Optical Imaging

Cell and Channel Imaging: Our Center houses a multi-photon microscope, super resolution TIRF microscope with STORM capabilities, a super resolution spinning disk microscope, and standard confocal and epifluorescence microscopes, which allow us to investigate the spatial distribution of ion channels at high resolution at the plasma membrane of cultured neurons, as well as investigating trafficking of tagged channels and their partners in real time in multiple neuronal compartments. Through our studies of ion channel trafficking in neurons in vivo, we aim to understand, at the single-molecule level, how the excitable membranes of pain-signaling neurons are built, and how they change in disease.

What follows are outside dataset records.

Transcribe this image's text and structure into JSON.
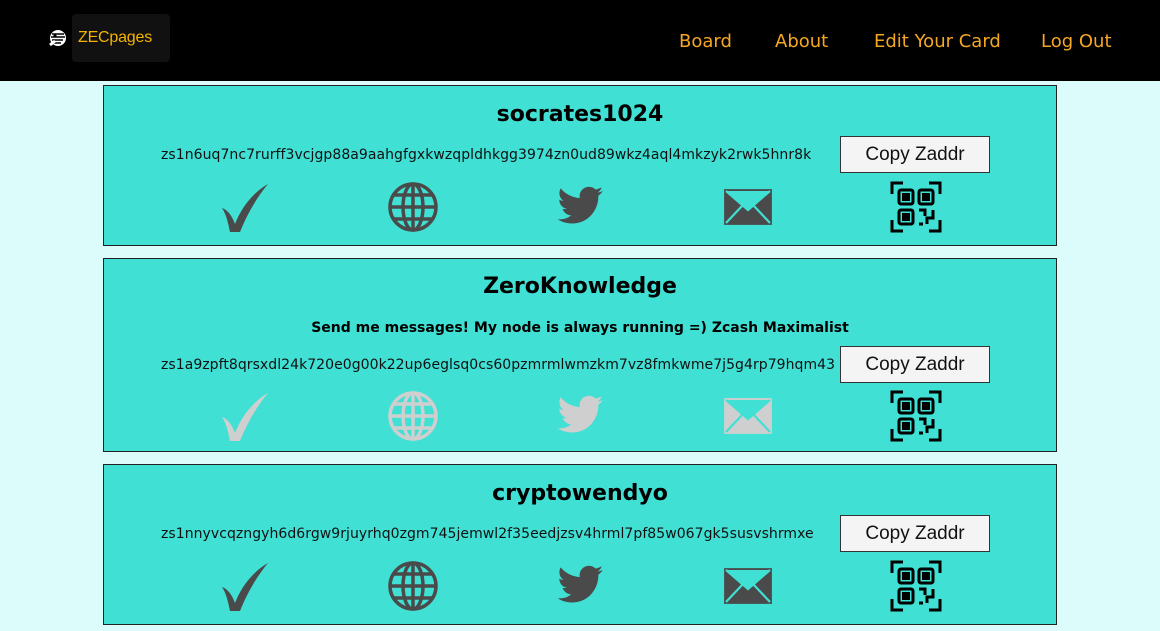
{
  "nav": {
    "brand": "ZECpages",
    "links": [
      "Board",
      "About",
      "Edit Your Card",
      "Log Out"
    ]
  },
  "colors": {
    "accent": "#f5a623",
    "card": "#40e0d4",
    "background": "#dcfcfc",
    "icon_active": "#4a4a4a",
    "icon_inactive": "#cfcfcf"
  },
  "cards": [
    {
      "username": "socrates1024",
      "description": "",
      "zaddr": "zs1n6uq7nc7rurff3vcjgp88a9aahgfgxkwzqpldhkgg3974zn0ud89wkz4aql4mkzyk2rwk5hnr8k",
      "copy_label": "Copy Zaddr",
      "icons": {
        "verified": "check-icon",
        "website": "globe-icon",
        "twitter": "twitter-icon",
        "email": "mail-icon",
        "qr": "qr-code-icon"
      },
      "active": true
    },
    {
      "username": "ZeroKnowledge",
      "description": "Send me messages! My node is always running =) Zcash Maximalist",
      "zaddr": "zs1a9zpft8qrsxdl24k720e0g00k22up6eglsq0cs60pzmrmlwmzkm7vz8fmkwme7j5g4rp79hqm43",
      "copy_label": "Copy Zaddr",
      "icons": {
        "verified": "check-icon",
        "website": "globe-icon",
        "twitter": "twitter-icon",
        "email": "mail-icon",
        "qr": "qr-code-icon"
      },
      "active": false
    },
    {
      "username": "cryptowendyo",
      "description": "",
      "zaddr": "zs1nnyvcqzngyh6d6rgw9rjuyrhq0zgm745jemwl2f35eedjzsv4hrml7pf85w067gk5susvshrmxe",
      "copy_label": "Copy Zaddr",
      "icons": {
        "verified": "check-icon",
        "website": "globe-icon",
        "twitter": "twitter-icon",
        "email": "mail-icon",
        "qr": "qr-code-icon"
      },
      "active": true
    }
  ]
}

Imaging the Spinal Cord In Vivo and in Real Time Our Center has developed the expertise to implant spinal cord window chambers in mice for up to 4 weeks, without damaging the cord or inducing locomotor deficits. This enables repeated imaging of the spinal cord and its vasculature in situ in the same animal, using a multi-photon confocal imaging system (Nikon A1R MP+), which is part of our core infrastructure. Our platform of high-resolution direct imaging of the spinal cord following injury, during recovery, or following therapeutic intervention aims to significantly improve preclinical research and accelerate the pace toward clinical translation.

Understanding Sodium Channel  Trafficking and Deployment: Our Center has developed the expertise to investigate insertion of individual sodium channel isoforms channels into neuronal membranes and understand the intracellular dynamics of channel transport. We have, e.g., applied optical pulse chase and single molecule tracking to observe the trajectory of Nav1.6 channels as they are transported from synthesis in the ER to distant locations along the axonal membrane, and demonstrated that mature Nav1.6 channels are preferentially inserted into the axon initial segment membrane via direct vesicular trafficking, and we have shown that channels delivered to the axon are immediately immobilized within the axonal membrane, whereas channels delivered to the soma are often mobile (Akin et al., 2015). 

We have now built on this achievement to understand the molecular machinery that controls 

sodium channel trafficking in the CNS and PNS in order to develop strategies that can, for e.g., restore conduction in demyelinated axons in pathologies such as MS and SCI where myelin is damaged, and understand the spatial organization and trafficking of sodium channels in nociceptors, and its impact on action potential initiation and propagation.